Reading the signs of earlier times

S8735Note: This is an excerpt from the top-selling reference Warman’s Antiques & Collectibles 2017. For a limited time, the book and ebook of this identification and price guide can be yours for just $9.99. Visit KrauseBooks.com to learn more>>>

 

By Noah Fleisher

Dale Fenton, the department director of Porcelain Signs at Manifest Auctions in South Carolina, is quick to point to the health of his market right now.

“Porcelain has really taken off,” he said. “Right now the sky is really the limit.”

Porcelain Signs Commanding Presence 

Anchor Stoves and Ranges sign

Rare single-sided porcelain sign for Anchor Stoves and Ranges, established 1865, late 1800s/early 1900s, five-color porcelain with flame graphics, damage to edges and field, 21” x 23”. $750
Courtesy of Manifest Auctions, www.manifestauctions.com

This should surprise no one who has followed this segment of the market. The popularity of oil and gas signs – petroliana, as we all commonly think of it – has been soaring for years. What Fenton is talking about, though, is not those wonderful early petroliana pieces. What he’s referring to is the rising tide of everything else in the world of porcelain signs.

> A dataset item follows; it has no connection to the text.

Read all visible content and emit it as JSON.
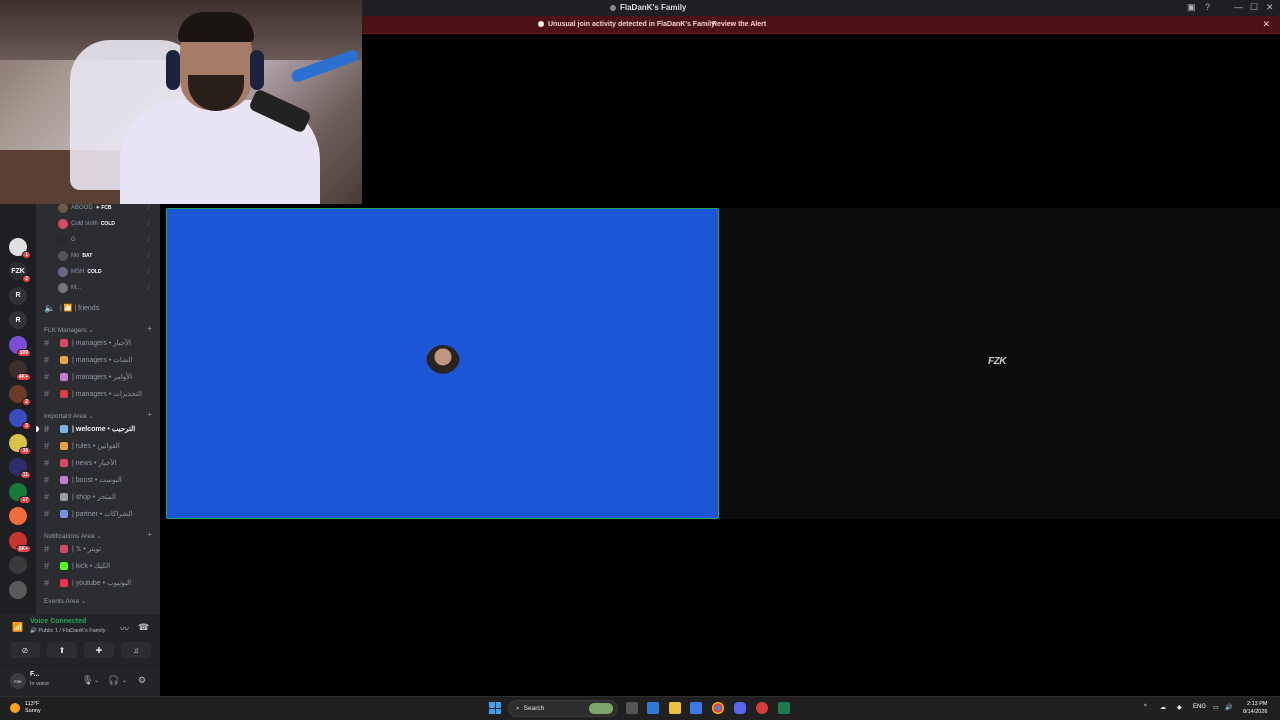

Is it safe to say that porcelain signs, in general, are a market that has reached maturity? We’d have to say yes. As would Fenton, from his perch at Manifest.

“As far as areas in the market that still have room for growth, there’s really not a whole lot left that hasn’t been pretty well scouted out,” he said. “Perhaps there’s a bit of room in certain food store signs or food brands. We all know how popular oil and gas [are], but beer signs are also popular right now, as are traditional country store signs, good brand names like Coca-Cola and Lifesavers, too. People always take notice of a good brand.”

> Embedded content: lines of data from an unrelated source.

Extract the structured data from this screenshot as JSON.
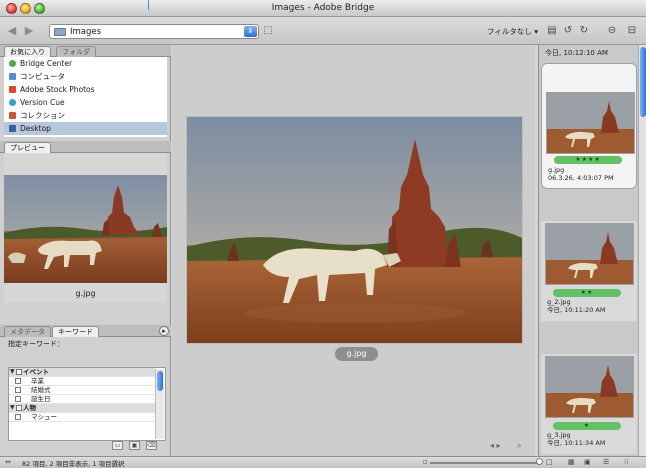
{
  "window": {
    "title": "Images - Adobe Bridge"
  },
  "toolbar": {
    "path_label": "Images",
    "filter_label": "フィルタなし ▾"
  },
  "left": {
    "fav_tabs": [
      "お気に入り",
      "フォルダ"
    ],
    "favorites": [
      {
        "label": "Bridge Center",
        "icon": "bridge-center-icon",
        "color": "#4fa84a"
      },
      {
        "label": "コンピュータ",
        "icon": "computer-icon",
        "color": "#5a8ad0"
      },
      {
        "label": "Adobe Stock Photos",
        "icon": "stock-photos-icon",
        "color": "#d84a2a"
      },
      {
        "label": "Version Cue",
        "icon": "version-cue-icon",
        "color": "#3aa0c8"
      },
      {
        "label": "コレクション",
        "icon": "collection-icon",
        "color": "#c85a3a"
      },
      {
        "label": "Desktop",
        "icon": "desktop-icon",
        "color": "#3a5f9a"
      }
    ],
    "preview_tab": "プレビュー",
    "preview_filename": "g.jpg",
    "meta_tabs": [
      "メタデータ",
      "キーワード"
    ],
    "assigned_keywords_label": "指定キーワード：",
    "keywords": [
      {
        "label": "イベント",
        "category": true
      },
      {
        "label": "卒業",
        "category": false
      },
      {
        "label": "結婚式",
        "category": false
      },
      {
        "label": "誕生日",
        "category": false
      },
      {
        "label": "人物",
        "category": true
      },
      {
        "label": "マシュー",
        "category": false
      }
    ]
  },
  "center": {
    "filename": "g.jpg"
  },
  "right": {
    "top_text": "今日, 10:12:10 AM",
    "cards": [
      {
        "rating": "★★★★",
        "name": "g.jpg",
        "date": "06.3.26, 4:03:07 PM",
        "selected": true
      },
      {
        "rating": "★★",
        "name": "g_2.jpg",
        "date": "今日, 10:11:20 AM",
        "selected": false
      },
      {
        "rating": "★",
        "name": "g_3.jpg",
        "date": "今日, 10:11:34 AM",
        "selected": false
      }
    ]
  },
  "status": {
    "text": "82 項目, 2 項目非表示, 1 項目選択"
  }
}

Signs Support the Spectrum of Products

Digging through the photo archives of Manifest bears this out. The diversity of product advertised on these signs is as varied as the people and places to which they were marketed. At this point, any kind of genre you can think of is collected: Santa Claus, barber shops, cleaning products, clothing brands, drugstores, dairies, candy, and so on. Think of a product and there is a niche.

If the momentum behind porcelain signs has been building for the last decade, the last three years have seen that pace quicken even more. The best examples of non-petroliana signs can easily bring strong four- and low five-figure prices – signs made by makers like Walker and Ingram-Richardson, in particular.

“Finding a piece with an Ing-Rich mark on it is a very good thing,” said Fenton. The middle market is

Old Joe’s Steam Beer sign

Single-sided curved porcelain sign for Old Joe’s Steam Beer with corner mounting bracket and image of eagle, small chips at upper left and upper right, 18” diameter. $6,500.

routinely in the $500 to $1,000 range.

It is possible to get interesting signs at just a few hundred dollars, but at that level, these days, you pay for what you get or, as it goes in so many of the strongest markets, condition is absolutely everything.

“That’s always going to be the biggest thing,” Fenton said. “Are the graphics good? Period. Is it something more than just a logo? Do the colors stand out? Do they really pop? Even relatively common signs with fairly plain graphics in sharp condition will bring a significant premium because of the condition.”

Get Into a Sign State of Mind

Porcelain signs have an added brilliance in their appeal to neophyte and experienced collectors alike. To the latter, signs double as art, as statements of character and value. Someone with no experience whatsoever in the market can walk into an auction, a shop, or a show and fall head over heels in love even if they’ve never considered signs before. There is a feeling inherent in the form that appeals to our simplest, humblest, and most American of sensibilities: Nostalgia for our shared past. What can possibly say it better?

“Most of these pieces were mass-produced and not made to survive as long as they have,” said Fenton. “It’s not a total fine art mentality, it’s almost more of an archeological mentality of preservation that we find with collectors. They just have a passion for it and would rather put their money in these signs than anything else.”

Getting into the market is not hard, just buy the best you can afford and ask questions of experts like Fenton (www.manifestauctions.com). The hard part is stopping at just one sign. Ours is a business of acquisition, and few groups of collectors enjoy the process more than those who love signs.

COMMENT